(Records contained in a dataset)
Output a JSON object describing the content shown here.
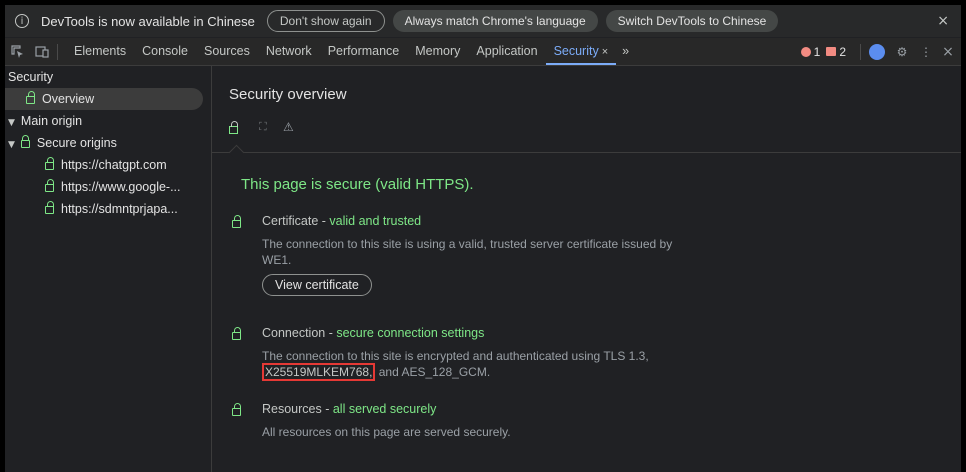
{
  "infobar": {
    "message": "DevTools is now available in Chinese",
    "dont_show": "Don't show again",
    "always_match": "Always match Chrome's language",
    "switch": "Switch DevTools to Chinese",
    "close": "×"
  },
  "toolbar": {
    "tabs": [
      "Elements",
      "Console",
      "Sources",
      "Network",
      "Performance",
      "Memory",
      "Application",
      "Security"
    ],
    "active_tab": "Security",
    "more": "»",
    "errors_count": "1",
    "issues_count": "2",
    "close": "×",
    "menu": "⋮"
  },
  "sidebar": {
    "header": "Security",
    "overview": "Overview",
    "main_origin": "Main origin",
    "secure_origins": "Secure origins",
    "origins": [
      "https://chatgpt.com",
      "https://www.google-...",
      "https://sdmntprjapa..."
    ]
  },
  "main": {
    "title": "Security overview",
    "secure_message": "This page is secure (valid HTTPS).",
    "certificate": {
      "label": "Certificate",
      "status": "valid and trusted",
      "description": "The connection to this site is using a valid, trusted server certificate issued by WE1.",
      "button": "View certificate"
    },
    "connection": {
      "label": "Connection",
      "status": "secure connection settings",
      "desc_prefix": "The connection to this site is encrypted and authenticated using TLS 1.3,",
      "highlighted": "X25519MLKEM768,",
      "desc_suffix": "and AES_128_GCM."
    },
    "resources": {
      "label": "Resources",
      "status": "all served securely",
      "description": "All resources on this page are served securely."
    }
  },
  "colors": {
    "accent": "#7cacf8",
    "secure_green": "#7ee787",
    "error_red": "#f28b82",
    "highlight_red": "#e53935"
  }
}
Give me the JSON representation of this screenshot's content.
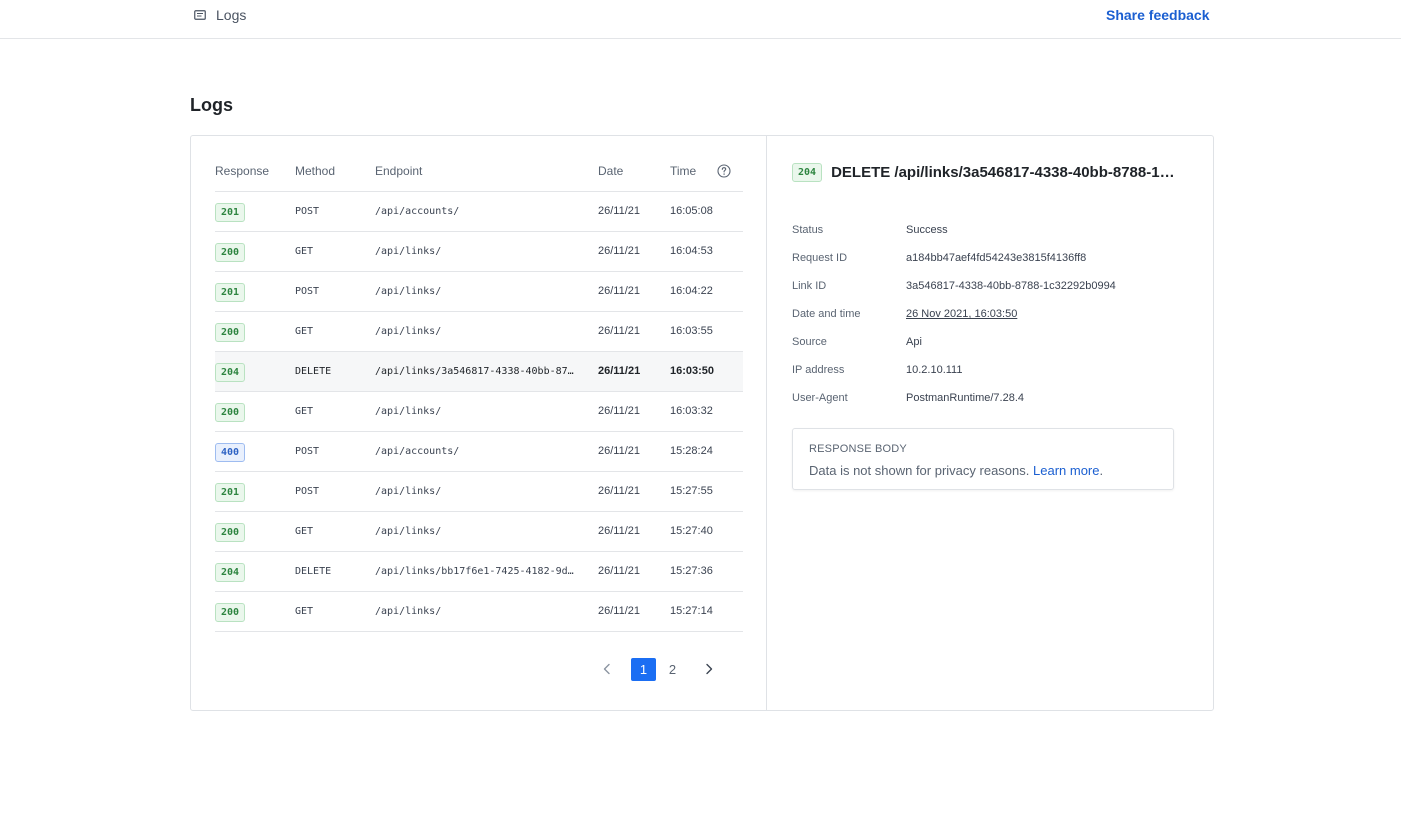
{
  "topbar": {
    "breadcrumb_label": "Logs",
    "breadcrumb_icon": "logs-icon",
    "feedback_label": "Share feedback"
  },
  "page": {
    "title": "Logs"
  },
  "table": {
    "headers": {
      "response": "Response",
      "method": "Method",
      "endpoint": "Endpoint",
      "date": "Date",
      "time": "Time",
      "help_icon": "help-circle-icon"
    },
    "rows": [
      {
        "status": "201",
        "method": "POST",
        "endpoint": "/api/accounts/",
        "date": "26/11/21",
        "time": "16:05:08",
        "selected": false
      },
      {
        "status": "200",
        "method": "GET",
        "endpoint": "/api/links/",
        "date": "26/11/21",
        "time": "16:04:53",
        "selected": false
      },
      {
        "status": "201",
        "method": "POST",
        "endpoint": "/api/links/",
        "date": "26/11/21",
        "time": "16:04:22",
        "selected": false
      },
      {
        "status": "200",
        "method": "GET",
        "endpoint": "/api/links/",
        "date": "26/11/21",
        "time": "16:03:55",
        "selected": false
      },
      {
        "status": "204",
        "method": "DELETE",
        "endpoint": "/api/links/3a546817-4338-40bb-87…",
        "date": "26/11/21",
        "time": "16:03:50",
        "selected": true
      },
      {
        "status": "200",
        "method": "GET",
        "endpoint": "/api/links/",
        "date": "26/11/21",
        "time": "16:03:32",
        "selected": false
      },
      {
        "status": "400",
        "method": "POST",
        "endpoint": "/api/accounts/",
        "date": "26/11/21",
        "time": "15:28:24",
        "selected": false
      },
      {
        "status": "201",
        "method": "POST",
        "endpoint": "/api/links/",
        "date": "26/11/21",
        "time": "15:27:55",
        "selected": false
      },
      {
        "status": "200",
        "method": "GET",
        "endpoint": "/api/links/",
        "date": "26/11/21",
        "time": "15:27:40",
        "selected": false
      },
      {
        "status": "204",
        "method": "DELETE",
        "endpoint": "/api/links/bb17f6e1-7425-4182-9d…",
        "date": "26/11/21",
        "time": "15:27:36",
        "selected": false
      },
      {
        "status": "200",
        "method": "GET",
        "endpoint": "/api/links/",
        "date": "26/11/21",
        "time": "15:27:14",
        "selected": false
      }
    ]
  },
  "pagination": {
    "prev_icon": "chevron-left-icon",
    "next_icon": "chevron-right-icon",
    "pages": [
      "1",
      "2"
    ],
    "current": "1"
  },
  "detail": {
    "status_code": "204",
    "title": "DELETE /api/links/3a546817-4338-40bb-8788-1…",
    "fields": [
      {
        "label": "Status",
        "value": "Success",
        "link": false
      },
      {
        "label": "Request ID",
        "value": "a184bb47aef4fd54243e3815f4136ff8",
        "link": false
      },
      {
        "label": "Link ID",
        "value": "3a546817-4338-40bb-8788-1c32292b0994",
        "link": false
      },
      {
        "label": "Date and time",
        "value": "26 Nov 2021, 16:03:50",
        "link": true
      },
      {
        "label": "Source",
        "value": "Api",
        "link": false
      },
      {
        "label": "IP address",
        "value": "10.2.10.111",
        "link": false
      },
      {
        "label": "User-Agent",
        "value": "PostmanRuntime/7.28.4",
        "link": false
      }
    ],
    "response_body": {
      "label": "RESPONSE BODY",
      "message": "Data is not shown for privacy reasons.",
      "learn_more": "Learn more",
      "suffix": "."
    }
  },
  "colors": {
    "accent": "#1b6ef3",
    "link": "#1b5fd1",
    "success_badge": "#2e8540",
    "client_error_badge": "#2f63c4"
  }
}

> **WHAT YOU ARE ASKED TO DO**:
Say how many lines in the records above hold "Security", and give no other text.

> **OUTPUT OF THE EXERCISE**:
4